Regulators reviewing Nokia deal find 310 patents Microsoft leverage against Android
After the Chinese Ministry of Commerce (MOFCOM) approved Microsoft's purchase of Nokia's device and services business, Microsoft was found to have 200 patent families necessary to build Android phones. In the process of posting news on the merger approval, however, the MOFCOM posted a list of 310 Microsoft patents that Android could be infringing upon.
These patents have been used against Android device manufacturers, with only a small number revealed to the public. The MOFCOM had reviewed around 100 patents during the course of the review, according to Ars Technica. However, there are large implications other than just displaying a number of previously-unmentioned patents by the operating system developer.
When speaking to Business Insider last year, Nomura analyst Rick Sherlund said that Microsoft makes an estimated $2 billion a year through patent licensing to Android vendors. The uncovered listing is believed to contain all of the patents that Microsoft could use to leverage lucrative licensing deals from device makers using Android.
The review by MOFCOM sought the patent list as part of an inquiry to see if Microsoft could use them in an anti-competitive way.
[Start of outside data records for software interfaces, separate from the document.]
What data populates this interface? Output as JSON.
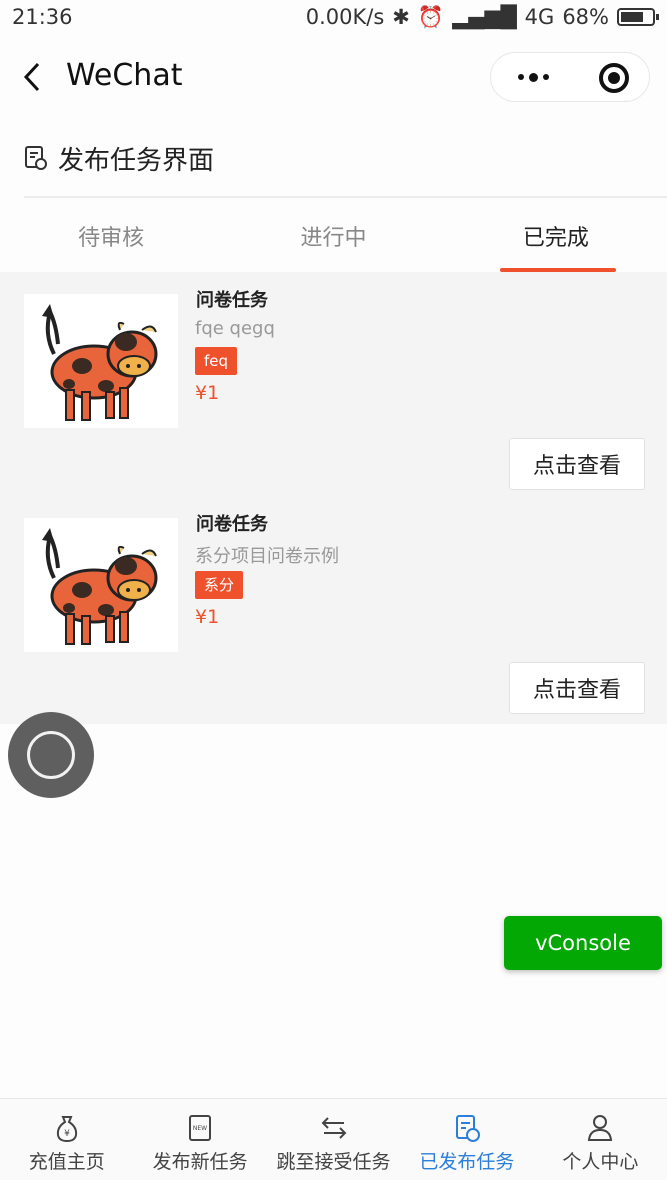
{
  "status_bar": {
    "time": "21:36",
    "network_speed": "0.00K/s",
    "network_type": "4G",
    "battery": "68%"
  },
  "nav": {
    "title": "WeChat",
    "back_icon": "chevron-left-icon",
    "more_icon": "more-dots-icon",
    "close_icon": "target-circle-icon"
  },
  "page_header": {
    "title": "发布任务界面",
    "icon": "document-icon"
  },
  "tabs": [
    {
      "label": "待审核",
      "active": false
    },
    {
      "label": "进行中",
      "active": false
    },
    {
      "label": "已完成",
      "active": true
    }
  ],
  "tasks": [
    {
      "name": "问卷任务",
      "desc": "fqe qegq",
      "tag": "feq",
      "price": "¥1",
      "button": "点击查看"
    },
    {
      "name": "问卷任务",
      "desc": "系分项目问卷示例",
      "tag": "系分",
      "price": "¥1",
      "button": "点击查看"
    }
  ],
  "vconsole": {
    "label": "vConsole",
    "color": "#04a804"
  },
  "tabbar": [
    {
      "label": "充值主页",
      "icon": "money-bag-icon",
      "active": false
    },
    {
      "label": "发布新任务",
      "icon": "new-document-icon",
      "active": false
    },
    {
      "label": "跳至接受任务",
      "icon": "swap-arrows-icon",
      "active": false
    },
    {
      "label": "已发布任务",
      "icon": "published-document-icon",
      "active": true
    },
    {
      "label": "个人中心",
      "icon": "user-icon",
      "active": false
    }
  ],
  "colors": {
    "accent": "#f0512d",
    "tab_active": "#2b7fdb"
  }
}
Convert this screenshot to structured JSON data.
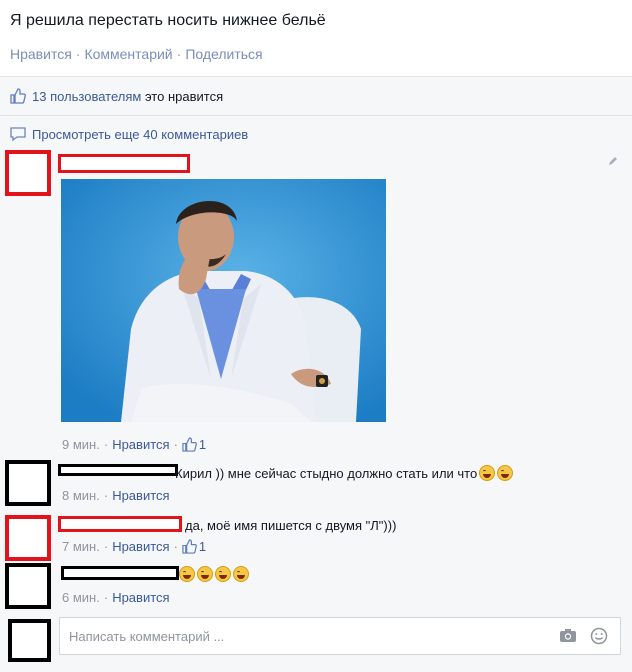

In a statement from the company in April regarding the approval, Microsoft "http://blogs.technet.com/b/microsoft_blog/archive/2014/04/08/chinese-ministry-of-commerce-approves-microsoft-nokia-deal.aspx">said the approval by MOFCOM "effectively adopts Microsoft's current patent-licensing practices."
The list of Microsoft-owned patents includes 73 standard-essential patients (SEP), and 127 non-SEP patents Microsoft claims are used in Android. Another section lists 68 patent applications and 42 awarded patents. Microsoft's SEPs mainly relate to networking and general use in smartphones. A few patents in the list were obtained as a result of the consortium purchase of Nortel patents in 2011.
With Microsoft touting more transparency with Internet Explorer and looking to change its public image, the news can be construed as as a step backwards. The company has been selective in which patents it uses in legal actions up to this point. Instead of throwing the lot of them at developers, Microsoft has only used a few at a time in court battles.
By having the MOFCOM post all of the patents that Microsoft could use against Android, manufacturers will have a better understanding of what they can and cannot do without a licensing agreement. Microsoft won't be able to keep their collection in the dark to use at their discretion anymore, but it should help ease some disputes over intellectual properties. It may speed along the transparency that Microsoft started in the system when it first posted a tracker for company-owned patents last year.
A MS Word file of the 310 patents can be found at the MOFCOM website.